Which lines in the records below contain the word "本地磁盘"? Copy each one.

<<<<

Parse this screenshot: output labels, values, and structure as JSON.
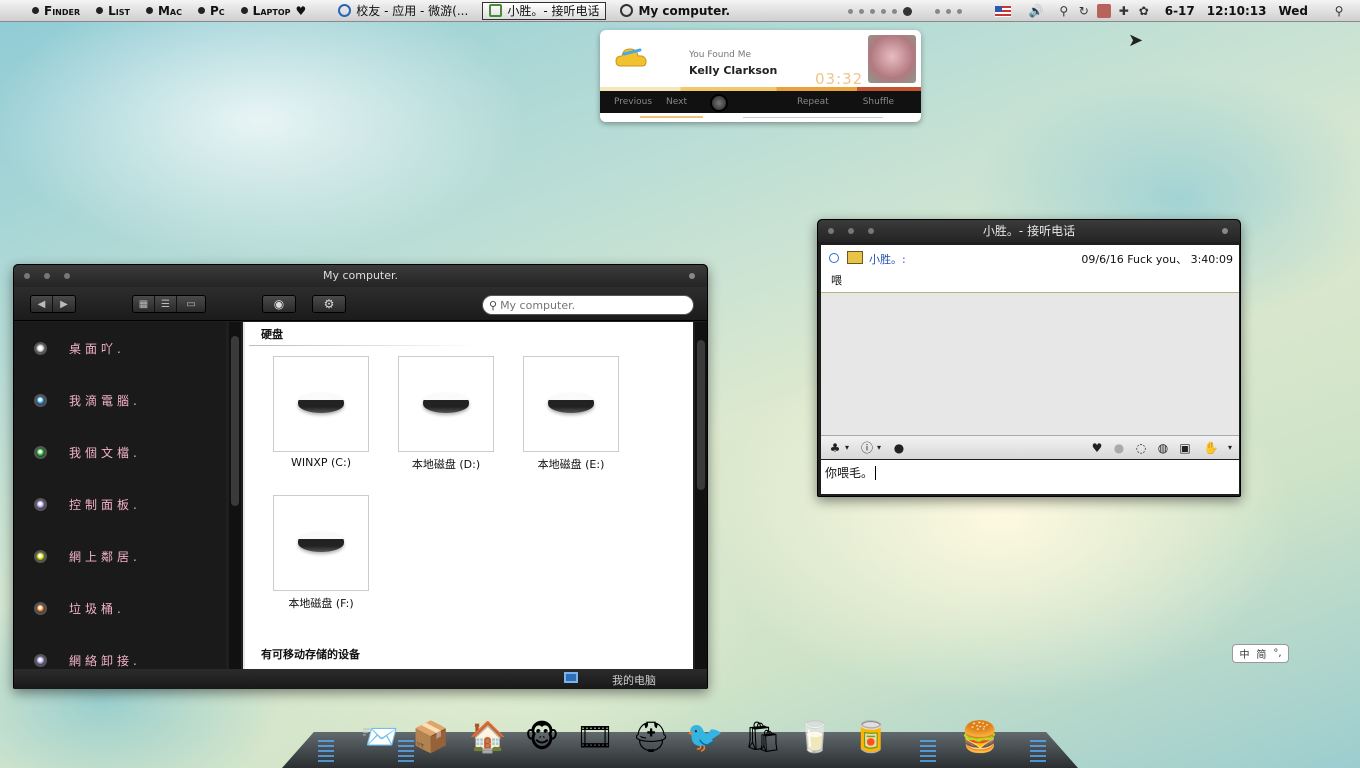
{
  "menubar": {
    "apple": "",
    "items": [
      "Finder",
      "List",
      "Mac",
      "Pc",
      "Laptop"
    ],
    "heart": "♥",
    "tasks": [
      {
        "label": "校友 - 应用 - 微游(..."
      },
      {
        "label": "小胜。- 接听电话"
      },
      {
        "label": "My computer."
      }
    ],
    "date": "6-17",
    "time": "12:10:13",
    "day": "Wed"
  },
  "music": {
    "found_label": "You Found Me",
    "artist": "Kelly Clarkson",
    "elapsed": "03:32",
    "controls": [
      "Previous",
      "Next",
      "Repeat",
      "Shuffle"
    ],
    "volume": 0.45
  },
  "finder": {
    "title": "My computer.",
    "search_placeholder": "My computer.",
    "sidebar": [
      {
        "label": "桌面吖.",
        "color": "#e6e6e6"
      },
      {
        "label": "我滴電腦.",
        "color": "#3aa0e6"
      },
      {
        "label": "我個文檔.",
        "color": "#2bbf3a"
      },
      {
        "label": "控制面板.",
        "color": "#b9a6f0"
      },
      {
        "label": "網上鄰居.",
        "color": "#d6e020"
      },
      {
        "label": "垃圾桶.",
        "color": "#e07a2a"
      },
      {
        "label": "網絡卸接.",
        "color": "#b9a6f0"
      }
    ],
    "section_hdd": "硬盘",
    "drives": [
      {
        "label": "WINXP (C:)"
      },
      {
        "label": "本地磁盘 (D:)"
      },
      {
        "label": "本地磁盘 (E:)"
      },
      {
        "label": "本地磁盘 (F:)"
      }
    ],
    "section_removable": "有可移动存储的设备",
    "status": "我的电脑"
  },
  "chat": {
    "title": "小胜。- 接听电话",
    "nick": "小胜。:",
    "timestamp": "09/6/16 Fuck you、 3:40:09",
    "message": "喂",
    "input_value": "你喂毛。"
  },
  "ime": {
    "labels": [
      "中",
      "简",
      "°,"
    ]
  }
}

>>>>

> Solution below
        "label": "本地磁盘 (D:)"
        "label": "本地磁盘 (E:)"
        "label": "本地磁盘 (F:)"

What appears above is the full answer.